--- INFORMATION SUPPLIED Enclosed Below ---

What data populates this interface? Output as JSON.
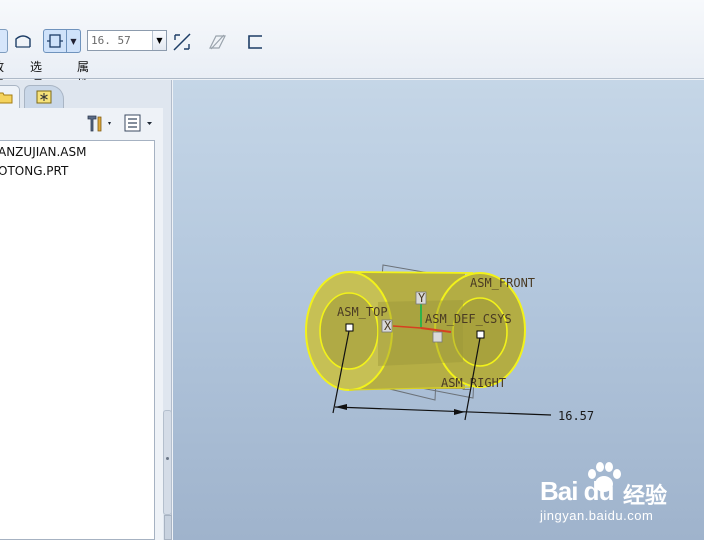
{
  "dashboard": {
    "offset_value": "16. 57",
    "tabs": [
      {
        "label": "放置"
      },
      {
        "label": "选项"
      },
      {
        "label": "属性"
      }
    ]
  },
  "navigator": {
    "tree": [
      {
        "label": "ANZUJIAN.ASM"
      },
      {
        "label": "OTONG.PRT"
      }
    ]
  },
  "graphics": {
    "datums": {
      "asm_front": "ASM_FRONT",
      "asm_top": "ASM_TOP",
      "asm_def_csys": "ASM_DEF_CSYS",
      "asm_right": "ASM_RIGHT"
    },
    "axis_labels": {
      "y": "Y",
      "x": "X"
    },
    "dimension_value": "16.57"
  },
  "watermark": {
    "brand": "Bai du",
    "product": "经验",
    "url": "jingyan.baidu.com"
  },
  "colors": {
    "part_fill": "#b9b347",
    "highlight_edge": "#f2f21a",
    "background_top": "#c5d6e7",
    "background_bottom": "#9fb3cc"
  }
}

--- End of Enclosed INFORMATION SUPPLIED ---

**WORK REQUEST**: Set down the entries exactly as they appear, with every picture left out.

**FINISHED EXERCISE**:
What data populates this interface? Output as JSON.
{
  "dashboard": {
    "offset_value": "16. 57",
    "tabs": [
      {
        "label": "放置"
      },
      {
        "label": "选项"
      },
      {
        "label": "属性"
      }
    ]
  },
  "navigator": {
    "tree": [
      {
        "label": "ANZUJIAN.ASM"
      },
      {
        "label": "OTONG.PRT"
      }
    ]
  },
  "graphics": {
    "datums": {
      "asm_front": "ASM_FRONT",
      "asm_top": "ASM_TOP",
      "asm_def_csys": "ASM_DEF_CSYS",
      "asm_right": "ASM_RIGHT"
    },
    "axis_labels": {
      "y": "Y",
      "x": "X"
    },
    "dimension_value": "16.57"
  },
  "watermark": {
    "brand": "Bai du",
    "product": "经验",
    "url": "jingyan.baidu.com"
  },
  "colors": {
    "part_fill": "#b9b347",
    "highlight_edge": "#f2f21a",
    "background_top": "#c5d6e7",
    "background_bottom": "#9fb3cc"
  }
}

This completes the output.